When you want to arrive at midnight, that is problematic for us and other guests staying here.
Respecting the innkeeper’s schedule also means paying attention to the property’s policies regarding quiet hours and locked doors. Remember, the inn is someone’s home. Turn down the television and keep your conversations quiet in the evening. If you’ll be out late, ask the innkeeper for the proper procedure to enter the building. Some will wait up until all of their guests have returned, while most will offer a key or code so guests can come and go as they please. Again, be quiet so as not to awaken other guests when you come in late.
If you call to reserve a room, remember the inn’s schedule. Don’t call first thing in the morning when the owner is probably tending to guests.
Unwritten Rule #2: Respect the Innkeeper’s Belongings

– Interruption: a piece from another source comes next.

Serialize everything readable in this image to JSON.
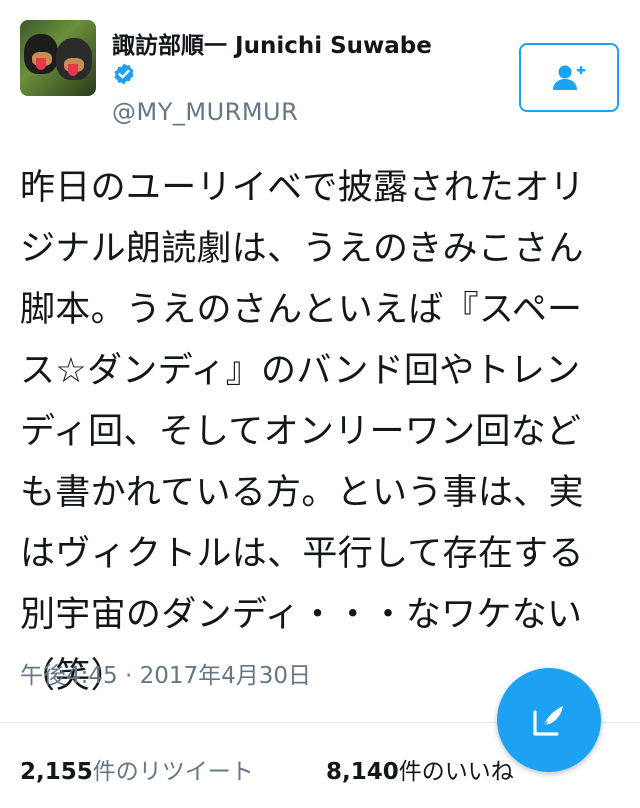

You’re staying in a large hotel and need to clean off your makeup. You grab one of the washcloths, wipe off the bright red lipstick and dark eye shadow, and toss the cloth in the laundry pile — and housekeeping doesn’t bat an eye.
In a bed-and-breakfast, the innkeeper supplies the items herself and likely has a limited supply. Stained linens may have to be thrown away or recycled, so use caution. Use disposable makeup wipes and take care with any medications that could stain or damage linens. Take care with other items as well: Use coasters to protect what is probably antique furniture and let the innkeeper know immediately about any spills. Don’t “accidentally” take a robe or some towels home with you. A large hotel can absorb the cost or may not even notice. A bed-and-breakfast will charge you.
Unwritten Rule #3: Be Personable
Innkeepers are a wealth of information about their hometowns — and love to share information and get to know their guests. If you want to be anonymous, and go to and from your room without being noticed, consider staying in a large hotel. At the bed-and-breakfast, you’ll have the chance to chat with the innkeeper and other guests. If you’re rude or unfriendly, you won’t be welcomed back.
Unwritten Rule #4: Make Special Requests Before You Arrive
You’re allergic to nuts or you need to bring a white-noise machine or other device to help you sleep? Let the innkeeper know before you arrive so she can have everything ready when you arrive. You don’t want to be moving furniture around, searching for an outlet in the middle of the night.
Unwritten Rule #5: Leave a Tip
Some guests wonder whether it’s necessary to leave a tip at a bed-and-breakfast. The answer is yes. Many times, the innkeeper does all of the cooking and cleaning herself. Tips are a nice way to recognize that hard work. If nothing else, a generous tip recognizes the extra care and details you find at the inn.
All of these rules don’t mean staying in a bed-and-breakfast is a stuffy or unpleasant experience. In fact, most inns are the exact opposite and are quite comfortable. They’re just different from your average hotel — and your behavior should be different as well.